A Brief Introduction to Red Clover
Red clover, with its vibrant pinkish-purple blooms, grows abundantly in meadows and grassy patches. Wildcrafted varieties, in particular, are grown without human intervention, ensuring they are as natural and organic as possible. Apart from its culinary uses, red clover has been cherished in herbal medicine for its potential health benefits.
Incorporating Red Clover in Salads
The young leaves and blossoms of red clover can be a fantastic addition to salads. They introduce a subtle, bean-like flavor, which pairs exceptionally well with fresh vegetables and vinaigrette. Sprinkle fresh clover flowers atop a mixed greens salad for a touch of color and a hint of earthy sweetness.
Red Clover Tea or Infusion
Perhaps the most popular use of red clover is in the form of teas or infusions. Dried or fresh blossoms steeped in hot water produce a mild, sweet beverage. It's a refreshing summer drink when served cold with a slice of lemon, or a comforting warm brew in colder months. Some enthusiasts even add other herbs, like mint or chamomile, to enhance the flavor profile.
Baking with Red Clover
The creativity truly begins when red clover finds its way into baked goods. Think of clover muffins, where dried petals are mixed into the batter, offering a unique texture and color. Or a red clover and lemon pound cake, with the subtle undertones of the clover complementing the tang of lemon. The flowers can also be candied and used as an elegant garnish on cakes and pastries.
Red Clover Jelly and Syrups
For those with a sweet tooth, red clover can be turned into delightful jellies or syrups. When combined with sugar and pectin, the blossoms produce a light, floral jelly that pairs wonderfully with toast, biscuits, and even as a filling in baked goods. Meanwhile, red clover syrup can be a natural sweetener for cocktails, pancakes, or drizzled over desserts.
The Fusion with Fermentation
In more experimental culinary circles, red clover is being introduced into fermentation processes. Whether it's a component in making a unique wildcrafted beer or as an ingredient in fermented vegetable preparations, the clover's distinct flavor profile brings a fresh twist to traditional recipes.
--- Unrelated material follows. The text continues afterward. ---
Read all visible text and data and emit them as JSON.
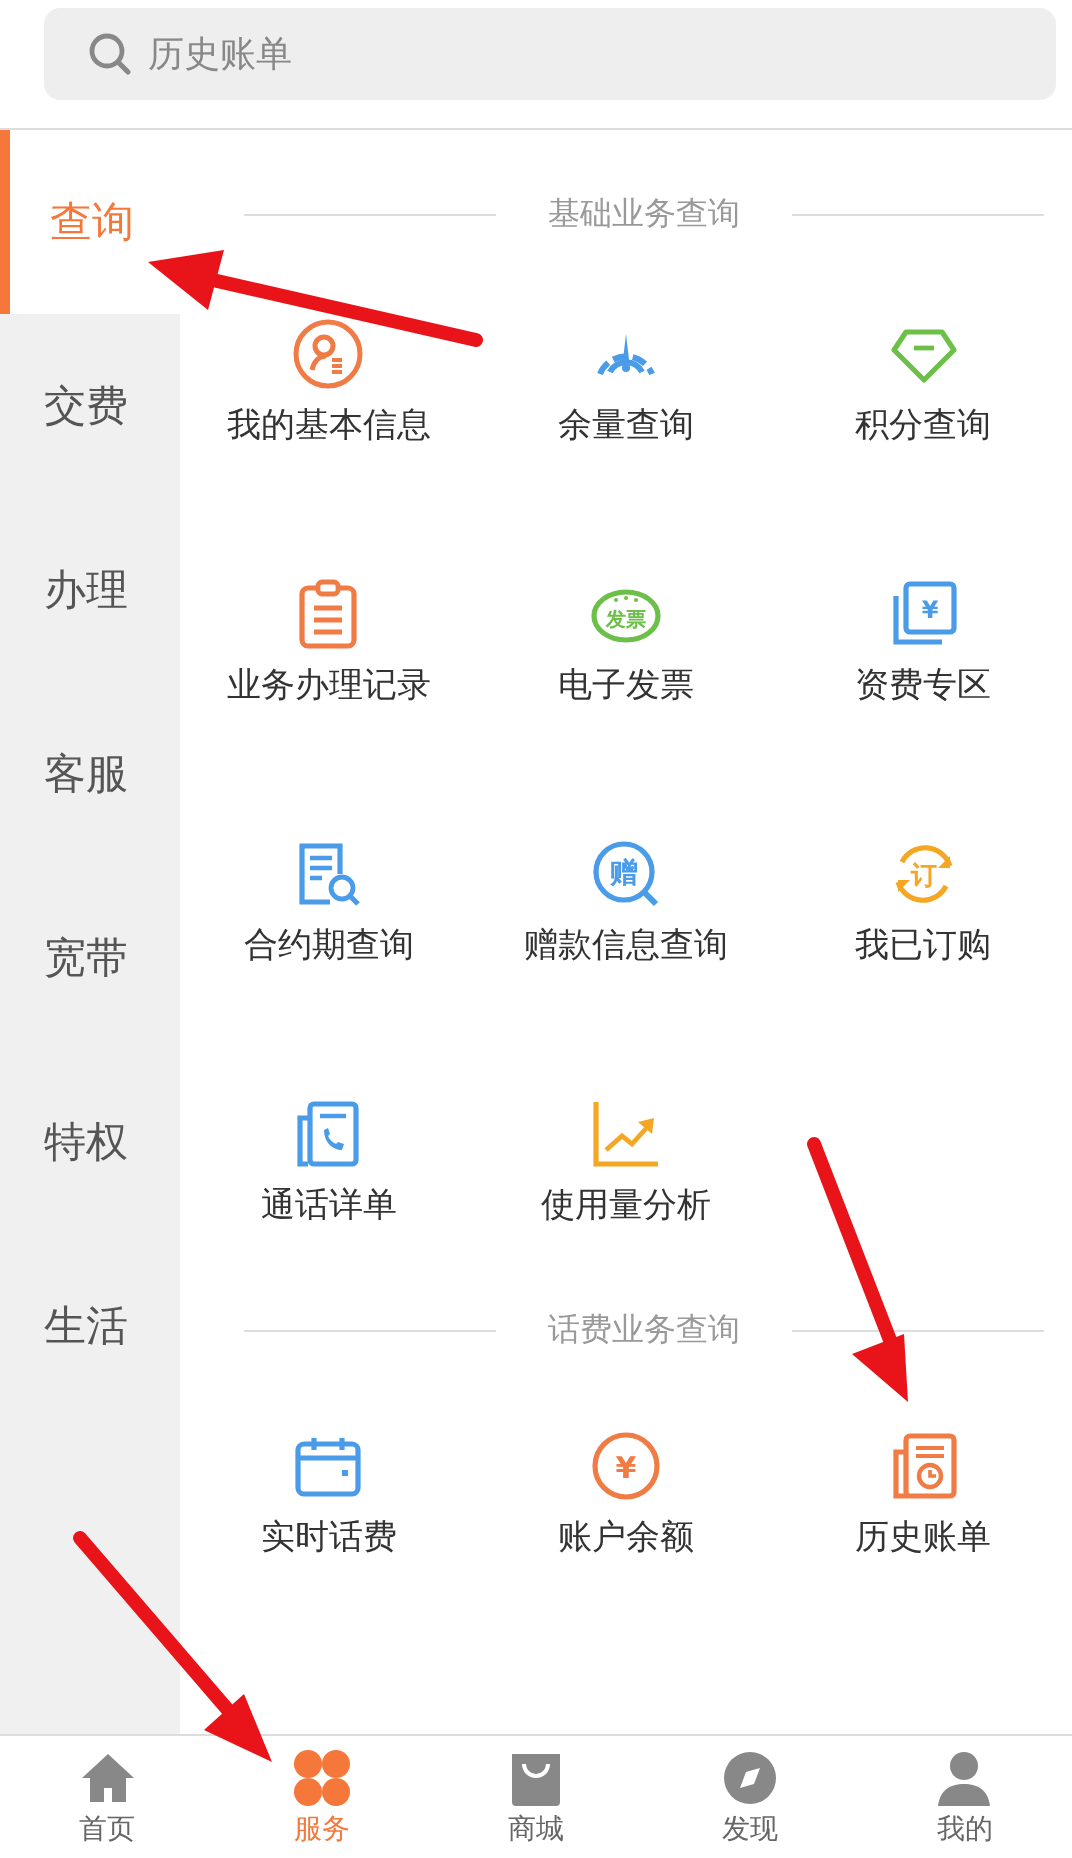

Contact a local company to learn more about bulk wildcrafted red clover.